Top of Dataset records

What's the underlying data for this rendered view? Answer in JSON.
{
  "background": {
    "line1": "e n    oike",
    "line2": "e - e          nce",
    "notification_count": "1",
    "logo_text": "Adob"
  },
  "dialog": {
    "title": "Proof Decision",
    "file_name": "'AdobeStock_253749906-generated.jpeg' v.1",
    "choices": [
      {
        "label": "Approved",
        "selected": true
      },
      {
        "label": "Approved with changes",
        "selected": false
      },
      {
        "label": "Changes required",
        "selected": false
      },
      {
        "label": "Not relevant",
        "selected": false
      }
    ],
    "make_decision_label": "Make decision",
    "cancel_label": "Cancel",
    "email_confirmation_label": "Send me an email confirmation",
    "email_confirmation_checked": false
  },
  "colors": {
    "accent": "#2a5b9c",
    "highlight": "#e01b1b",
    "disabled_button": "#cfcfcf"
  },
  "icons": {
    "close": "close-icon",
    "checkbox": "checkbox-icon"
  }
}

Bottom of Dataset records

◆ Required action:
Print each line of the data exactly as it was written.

◆ Task result:
What's the underlying data for this rendered view? Answer in JSON.
{
  "background": {
    "line1": "e n    oike",
    "line2": "e - e          nce",
    "notification_count": "1",
    "logo_text": "Adob"
  },
  "dialog": {
    "title": "Proof Decision",
    "file_name": "'AdobeStock_253749906-generated.jpeg' v.1",
    "choices": [
      {
        "label": "Approved",
        "selected": true
      },
      {
        "label": "Approved with changes",
        "selected": false
      },
      {
        "label": "Changes required",
        "selected": false
      },
      {
        "label": "Not relevant",
        "selected": false
      }
    ],
    "make_decision_label": "Make decision",
    "cancel_label": "Cancel",
    "email_confirmation_label": "Send me an email confirmation",
    "email_confirmation_checked": false
  },
  "colors": {
    "accent": "#2a5b9c",
    "highlight": "#e01b1b",
    "disabled_button": "#cfcfcf"
  },
  "icons": {
    "close": "close-icon",
    "checkbox": "checkbox-icon"
  }
}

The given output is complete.